Interestingly, three different parts or aspects of the Isatis or Baphicacanthus plant are used in Chinese Medicine:
1. the root: ban lan gen (transliterated from Chinese into pinyin);
2. the leaf: da qing ye; and
3. a processed powder derived from the leaf, known as qing dai. (The leaf is soaked in lime water until rotten. The foam which rises to the surface in this process is qing dai. It is used either as indigo dye, or medicinally.)
All are antipyretic and antiseptic and are used (in Chinese Medicine terms) to clear toxic heat, cool the blood and reduce swelling. All were historically perceived to be effective against epidemic infectious diseases. (Qing dai was distributed widely in China as a preventative during the SARS epidemic.)
All three derivatives of the isatis plant are particularly useful in cooling a very sore, swollen throat. They are also useful in cases involving bleeding (gums, nose) or skin rash due to infection. Common traditional uses have included - in concert with other appropriate herbs - mumps, hepatitis, dipththeria, jaundice, erysipelas, cholecystitis, tonsillitis, and febrile convulsions in children.
Needless to say, isatis is useful in cold & flu prevention & treatment, but also has a much wider range of uses for more serious infectious diseases.
Conditions currently treated by ban lan gen or da qing ye in Asia and in the west include:
- common cold
- sore throat
- sinus infections
- hepatitis A, B, C
- lung abscesses
- psoriasis (by external or internal application)
Research published in China's Second Military Medical College in 2000 by a Dr. Li Sheng showed that ban lan gen had direct therapeutic and preventative effects on the Influenza A virus. Other clinical trials conducted in China have shown ban lan gen's effectiveness in strengthening immune response and in countering:
- bacillus (isatis was more effective than penicillin)
- pyloric heliobacterium
- hepatitis B
- viral myocarditis
- pink eye
- chronic pharyngitis
Patients who are weak and suffer from poor digestion due to cold would not want to use isatis in large quantities or over a prolonged period because it is so cold and draining.
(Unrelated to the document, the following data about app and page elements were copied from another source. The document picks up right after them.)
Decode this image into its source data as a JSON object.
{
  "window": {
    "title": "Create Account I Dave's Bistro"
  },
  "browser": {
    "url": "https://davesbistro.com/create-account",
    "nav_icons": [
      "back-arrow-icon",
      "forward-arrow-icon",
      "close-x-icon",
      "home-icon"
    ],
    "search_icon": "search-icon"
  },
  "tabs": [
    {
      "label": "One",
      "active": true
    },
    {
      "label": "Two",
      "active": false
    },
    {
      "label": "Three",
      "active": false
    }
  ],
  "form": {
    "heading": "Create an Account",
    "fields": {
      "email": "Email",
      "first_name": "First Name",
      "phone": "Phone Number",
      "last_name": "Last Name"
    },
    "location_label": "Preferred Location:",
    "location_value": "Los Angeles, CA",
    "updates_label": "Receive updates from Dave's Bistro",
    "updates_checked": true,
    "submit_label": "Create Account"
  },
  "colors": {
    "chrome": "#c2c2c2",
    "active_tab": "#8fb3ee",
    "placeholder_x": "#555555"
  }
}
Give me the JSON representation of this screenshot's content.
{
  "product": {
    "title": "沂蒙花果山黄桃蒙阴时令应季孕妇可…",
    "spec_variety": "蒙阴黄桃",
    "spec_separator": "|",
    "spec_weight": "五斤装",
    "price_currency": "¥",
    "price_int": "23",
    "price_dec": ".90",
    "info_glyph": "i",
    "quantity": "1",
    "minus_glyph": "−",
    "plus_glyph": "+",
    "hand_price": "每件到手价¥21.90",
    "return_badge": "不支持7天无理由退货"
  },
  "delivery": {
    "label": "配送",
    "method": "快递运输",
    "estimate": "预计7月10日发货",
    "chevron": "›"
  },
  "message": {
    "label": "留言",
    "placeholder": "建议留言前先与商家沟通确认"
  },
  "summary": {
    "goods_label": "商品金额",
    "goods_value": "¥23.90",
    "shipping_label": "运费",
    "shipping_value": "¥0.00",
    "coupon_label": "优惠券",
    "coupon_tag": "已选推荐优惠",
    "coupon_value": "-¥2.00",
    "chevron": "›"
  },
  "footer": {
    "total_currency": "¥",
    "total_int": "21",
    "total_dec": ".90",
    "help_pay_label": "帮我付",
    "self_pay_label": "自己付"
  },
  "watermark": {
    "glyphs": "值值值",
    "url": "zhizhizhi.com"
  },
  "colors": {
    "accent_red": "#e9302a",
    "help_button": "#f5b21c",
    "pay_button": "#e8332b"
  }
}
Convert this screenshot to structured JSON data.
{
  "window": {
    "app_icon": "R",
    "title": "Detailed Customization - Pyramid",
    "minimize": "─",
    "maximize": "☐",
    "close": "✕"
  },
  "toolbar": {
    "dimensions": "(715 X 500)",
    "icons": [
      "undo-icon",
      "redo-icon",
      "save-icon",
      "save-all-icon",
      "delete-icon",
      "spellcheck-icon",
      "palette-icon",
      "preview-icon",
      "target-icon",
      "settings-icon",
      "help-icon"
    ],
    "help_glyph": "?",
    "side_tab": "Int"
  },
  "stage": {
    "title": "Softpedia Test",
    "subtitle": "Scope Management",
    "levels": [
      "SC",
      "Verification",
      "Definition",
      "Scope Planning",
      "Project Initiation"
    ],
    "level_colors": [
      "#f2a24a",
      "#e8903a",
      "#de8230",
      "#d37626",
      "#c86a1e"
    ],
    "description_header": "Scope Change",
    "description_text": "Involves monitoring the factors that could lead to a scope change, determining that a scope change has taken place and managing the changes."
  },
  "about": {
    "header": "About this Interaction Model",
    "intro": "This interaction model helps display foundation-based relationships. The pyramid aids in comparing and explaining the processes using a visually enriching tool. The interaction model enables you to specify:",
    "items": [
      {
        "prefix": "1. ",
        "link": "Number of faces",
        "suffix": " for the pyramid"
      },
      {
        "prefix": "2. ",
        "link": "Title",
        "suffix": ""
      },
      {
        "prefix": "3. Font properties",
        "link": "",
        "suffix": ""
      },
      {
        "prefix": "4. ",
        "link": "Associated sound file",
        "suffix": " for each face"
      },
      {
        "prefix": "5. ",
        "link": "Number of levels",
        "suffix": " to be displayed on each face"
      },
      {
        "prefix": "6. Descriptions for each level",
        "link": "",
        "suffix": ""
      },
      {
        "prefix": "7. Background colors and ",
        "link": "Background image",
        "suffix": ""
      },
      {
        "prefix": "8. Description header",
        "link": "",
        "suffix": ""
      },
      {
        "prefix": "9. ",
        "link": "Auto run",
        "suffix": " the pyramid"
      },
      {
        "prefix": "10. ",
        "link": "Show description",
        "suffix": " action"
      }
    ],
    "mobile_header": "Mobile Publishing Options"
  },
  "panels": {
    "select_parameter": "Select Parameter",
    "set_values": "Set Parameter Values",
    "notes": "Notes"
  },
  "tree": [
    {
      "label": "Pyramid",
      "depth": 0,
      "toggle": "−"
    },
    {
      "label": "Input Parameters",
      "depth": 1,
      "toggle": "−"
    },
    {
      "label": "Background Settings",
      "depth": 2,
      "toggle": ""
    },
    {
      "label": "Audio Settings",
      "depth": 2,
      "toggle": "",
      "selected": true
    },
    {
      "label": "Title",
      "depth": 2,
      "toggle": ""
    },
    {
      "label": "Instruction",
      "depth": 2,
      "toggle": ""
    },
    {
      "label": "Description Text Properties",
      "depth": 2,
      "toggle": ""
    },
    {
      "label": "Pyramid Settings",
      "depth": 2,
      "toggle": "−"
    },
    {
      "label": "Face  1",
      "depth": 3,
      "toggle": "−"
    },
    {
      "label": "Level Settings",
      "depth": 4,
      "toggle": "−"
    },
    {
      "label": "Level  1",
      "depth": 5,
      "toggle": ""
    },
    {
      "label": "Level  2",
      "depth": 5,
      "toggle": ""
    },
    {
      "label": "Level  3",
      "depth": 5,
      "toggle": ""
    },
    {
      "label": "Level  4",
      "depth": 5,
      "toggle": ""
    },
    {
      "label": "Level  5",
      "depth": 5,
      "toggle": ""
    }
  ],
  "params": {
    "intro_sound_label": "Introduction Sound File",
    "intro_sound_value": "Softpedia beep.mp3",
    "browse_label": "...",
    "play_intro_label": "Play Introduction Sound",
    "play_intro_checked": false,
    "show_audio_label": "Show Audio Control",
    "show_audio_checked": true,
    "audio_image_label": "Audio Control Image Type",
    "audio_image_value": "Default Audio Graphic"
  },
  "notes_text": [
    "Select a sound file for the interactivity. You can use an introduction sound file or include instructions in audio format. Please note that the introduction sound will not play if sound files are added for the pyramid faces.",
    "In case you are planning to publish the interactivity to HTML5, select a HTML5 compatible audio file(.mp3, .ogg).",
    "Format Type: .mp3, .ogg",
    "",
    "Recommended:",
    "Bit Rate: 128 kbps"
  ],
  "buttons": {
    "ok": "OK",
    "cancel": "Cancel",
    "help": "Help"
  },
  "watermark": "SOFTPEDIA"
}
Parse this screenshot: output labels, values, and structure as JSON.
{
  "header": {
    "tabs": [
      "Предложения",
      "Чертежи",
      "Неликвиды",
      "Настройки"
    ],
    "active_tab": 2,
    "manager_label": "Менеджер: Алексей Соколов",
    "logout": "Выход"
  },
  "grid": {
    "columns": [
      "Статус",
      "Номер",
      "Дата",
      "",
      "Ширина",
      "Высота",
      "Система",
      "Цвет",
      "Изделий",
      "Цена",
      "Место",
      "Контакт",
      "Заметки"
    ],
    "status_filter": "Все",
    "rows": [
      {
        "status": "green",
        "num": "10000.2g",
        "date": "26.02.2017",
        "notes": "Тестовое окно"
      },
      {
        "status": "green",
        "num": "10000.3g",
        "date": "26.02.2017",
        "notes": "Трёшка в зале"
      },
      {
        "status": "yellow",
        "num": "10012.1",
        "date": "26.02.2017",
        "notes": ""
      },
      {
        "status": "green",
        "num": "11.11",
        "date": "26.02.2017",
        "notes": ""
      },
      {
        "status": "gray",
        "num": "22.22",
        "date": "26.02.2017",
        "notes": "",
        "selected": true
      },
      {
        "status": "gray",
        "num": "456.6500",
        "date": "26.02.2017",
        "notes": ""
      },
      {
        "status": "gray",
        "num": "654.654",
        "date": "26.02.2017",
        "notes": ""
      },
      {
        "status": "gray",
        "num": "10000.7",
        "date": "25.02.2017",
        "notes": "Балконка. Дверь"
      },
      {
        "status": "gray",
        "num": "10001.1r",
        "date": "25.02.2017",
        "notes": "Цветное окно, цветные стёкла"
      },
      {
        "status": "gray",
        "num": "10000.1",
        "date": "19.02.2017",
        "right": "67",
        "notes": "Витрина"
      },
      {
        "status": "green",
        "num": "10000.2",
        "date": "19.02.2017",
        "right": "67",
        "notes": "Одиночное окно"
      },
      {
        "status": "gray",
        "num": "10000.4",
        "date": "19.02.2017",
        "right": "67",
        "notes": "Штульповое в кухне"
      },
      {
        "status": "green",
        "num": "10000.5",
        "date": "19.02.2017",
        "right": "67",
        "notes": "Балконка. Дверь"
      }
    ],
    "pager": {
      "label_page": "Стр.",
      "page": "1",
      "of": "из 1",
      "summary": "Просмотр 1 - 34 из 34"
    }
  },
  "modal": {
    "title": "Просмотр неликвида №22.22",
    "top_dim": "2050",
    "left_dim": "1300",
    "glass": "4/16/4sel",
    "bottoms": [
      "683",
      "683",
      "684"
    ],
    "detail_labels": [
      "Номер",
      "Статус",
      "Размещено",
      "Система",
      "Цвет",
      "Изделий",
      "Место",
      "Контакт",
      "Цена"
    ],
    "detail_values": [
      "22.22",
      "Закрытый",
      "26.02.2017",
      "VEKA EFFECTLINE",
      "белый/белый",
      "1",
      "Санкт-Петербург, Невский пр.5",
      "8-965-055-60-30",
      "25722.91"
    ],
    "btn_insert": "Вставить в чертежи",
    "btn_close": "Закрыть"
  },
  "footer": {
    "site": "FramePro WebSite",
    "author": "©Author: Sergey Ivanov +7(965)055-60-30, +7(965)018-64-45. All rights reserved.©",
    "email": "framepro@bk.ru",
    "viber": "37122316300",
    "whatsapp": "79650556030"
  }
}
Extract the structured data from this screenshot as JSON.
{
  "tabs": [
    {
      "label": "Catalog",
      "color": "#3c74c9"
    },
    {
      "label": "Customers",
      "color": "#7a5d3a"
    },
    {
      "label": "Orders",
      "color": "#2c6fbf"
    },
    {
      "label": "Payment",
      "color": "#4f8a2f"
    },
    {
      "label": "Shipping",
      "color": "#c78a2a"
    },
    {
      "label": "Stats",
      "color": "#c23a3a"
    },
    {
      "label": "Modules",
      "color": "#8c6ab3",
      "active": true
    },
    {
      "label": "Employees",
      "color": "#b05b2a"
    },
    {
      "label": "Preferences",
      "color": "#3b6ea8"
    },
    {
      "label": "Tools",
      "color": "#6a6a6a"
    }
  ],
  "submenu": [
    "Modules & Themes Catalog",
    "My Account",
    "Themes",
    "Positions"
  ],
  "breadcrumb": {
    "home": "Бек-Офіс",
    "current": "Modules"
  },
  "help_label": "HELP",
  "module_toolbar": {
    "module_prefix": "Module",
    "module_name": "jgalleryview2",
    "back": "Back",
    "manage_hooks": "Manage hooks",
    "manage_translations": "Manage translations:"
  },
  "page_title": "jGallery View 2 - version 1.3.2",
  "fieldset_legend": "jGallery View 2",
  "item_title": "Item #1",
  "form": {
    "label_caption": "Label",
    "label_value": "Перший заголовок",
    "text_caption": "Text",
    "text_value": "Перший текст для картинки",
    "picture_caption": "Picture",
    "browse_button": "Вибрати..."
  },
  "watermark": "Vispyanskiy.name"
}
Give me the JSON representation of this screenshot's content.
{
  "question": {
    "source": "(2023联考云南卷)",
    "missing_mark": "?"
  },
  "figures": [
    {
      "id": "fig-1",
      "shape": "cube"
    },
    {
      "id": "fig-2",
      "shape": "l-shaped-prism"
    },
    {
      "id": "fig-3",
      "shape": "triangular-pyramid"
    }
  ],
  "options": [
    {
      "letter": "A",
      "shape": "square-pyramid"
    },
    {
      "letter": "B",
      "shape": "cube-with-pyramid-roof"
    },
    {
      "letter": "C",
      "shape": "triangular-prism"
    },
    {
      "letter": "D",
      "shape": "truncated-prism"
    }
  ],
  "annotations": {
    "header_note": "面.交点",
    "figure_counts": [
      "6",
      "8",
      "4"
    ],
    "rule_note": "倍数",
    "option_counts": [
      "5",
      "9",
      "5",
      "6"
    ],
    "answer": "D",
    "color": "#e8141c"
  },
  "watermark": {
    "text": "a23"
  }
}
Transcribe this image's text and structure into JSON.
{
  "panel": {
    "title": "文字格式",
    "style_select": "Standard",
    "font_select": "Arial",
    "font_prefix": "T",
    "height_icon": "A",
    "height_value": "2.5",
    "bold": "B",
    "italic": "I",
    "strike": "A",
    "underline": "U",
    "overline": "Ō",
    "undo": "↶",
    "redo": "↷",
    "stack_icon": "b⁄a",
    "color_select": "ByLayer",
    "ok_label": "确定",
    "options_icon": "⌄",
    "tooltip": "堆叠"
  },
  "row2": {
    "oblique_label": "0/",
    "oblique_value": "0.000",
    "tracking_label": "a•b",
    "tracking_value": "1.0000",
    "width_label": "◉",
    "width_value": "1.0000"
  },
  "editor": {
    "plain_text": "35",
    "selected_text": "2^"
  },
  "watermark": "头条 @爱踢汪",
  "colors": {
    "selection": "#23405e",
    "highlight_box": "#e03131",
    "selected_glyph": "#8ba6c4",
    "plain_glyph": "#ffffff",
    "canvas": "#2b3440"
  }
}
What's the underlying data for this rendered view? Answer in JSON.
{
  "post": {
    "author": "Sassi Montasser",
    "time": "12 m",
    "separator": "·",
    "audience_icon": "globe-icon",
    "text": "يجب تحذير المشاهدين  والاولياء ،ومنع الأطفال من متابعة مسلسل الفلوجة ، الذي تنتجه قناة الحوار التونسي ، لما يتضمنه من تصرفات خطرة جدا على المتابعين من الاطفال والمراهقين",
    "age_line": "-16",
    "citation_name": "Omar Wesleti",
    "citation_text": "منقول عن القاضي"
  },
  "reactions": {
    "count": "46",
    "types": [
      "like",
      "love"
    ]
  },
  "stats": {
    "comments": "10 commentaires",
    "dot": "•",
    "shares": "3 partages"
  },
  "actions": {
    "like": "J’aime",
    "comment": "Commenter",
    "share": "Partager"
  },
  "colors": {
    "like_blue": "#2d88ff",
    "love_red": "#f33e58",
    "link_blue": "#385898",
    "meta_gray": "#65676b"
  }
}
It should be used in concert with other herbs. Your acupuncturist or TCM herbalist can create a formula that is just right for your unique condition.
Bensky & Gamble. Chinese Herbal Medicine: Materia Medica. Revised Edition. Seattle: Eastland Press, 1986.
2006 lecture by Dr. Robert Johns, OMD, L.Ac., Berkeley.